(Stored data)
"""

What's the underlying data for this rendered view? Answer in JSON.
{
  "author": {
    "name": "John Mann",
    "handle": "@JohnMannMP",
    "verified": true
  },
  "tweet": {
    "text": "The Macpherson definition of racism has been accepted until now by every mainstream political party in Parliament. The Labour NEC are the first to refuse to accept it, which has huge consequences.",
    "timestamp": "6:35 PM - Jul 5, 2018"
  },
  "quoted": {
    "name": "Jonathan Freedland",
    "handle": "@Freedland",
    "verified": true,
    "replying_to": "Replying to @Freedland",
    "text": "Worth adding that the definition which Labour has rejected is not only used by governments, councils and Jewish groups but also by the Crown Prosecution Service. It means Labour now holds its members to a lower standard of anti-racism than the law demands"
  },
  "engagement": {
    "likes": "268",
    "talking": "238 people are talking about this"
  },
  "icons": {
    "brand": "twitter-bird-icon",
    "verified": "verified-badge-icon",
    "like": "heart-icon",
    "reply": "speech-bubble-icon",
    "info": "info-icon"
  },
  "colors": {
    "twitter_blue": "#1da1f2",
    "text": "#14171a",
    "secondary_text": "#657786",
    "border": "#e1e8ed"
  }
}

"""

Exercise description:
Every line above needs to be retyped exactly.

Exercise result:
What's the underlying data for this rendered view? Answer in JSON.
{
  "author": {
    "name": "John Mann",
    "handle": "@JohnMannMP",
    "verified": true
  },
  "tweet": {
    "text": "The Macpherson definition of racism has been accepted until now by every mainstream political party in Parliament. The Labour NEC are the first to refuse to accept it, which has huge consequences.",
    "timestamp": "6:35 PM - Jul 5, 2018"
  },
  "quoted": {
    "name": "Jonathan Freedland",
    "handle": "@Freedland",
    "verified": true,
    "replying_to": "Replying to @Freedland",
    "text": "Worth adding that the definition which Labour has rejected is not only used by governments, councils and Jewish groups but also by the Crown Prosecution Service. It means Labour now holds its members to a lower standard of anti-racism than the law demands"
  },
  "engagement": {
    "likes": "268",
    "talking": "238 people are talking about this"
  },
  "icons": {
    "brand": "twitter-bird-icon",
    "verified": "verified-badge-icon",
    "like": "heart-icon",
    "reply": "speech-bubble-icon",
    "info": "info-icon"
  },
  "colors": {
    "twitter_blue": "#1da1f2",
    "text": "#14171a",
    "secondary_text": "#657786",
    "border": "#e1e8ed"
  }
}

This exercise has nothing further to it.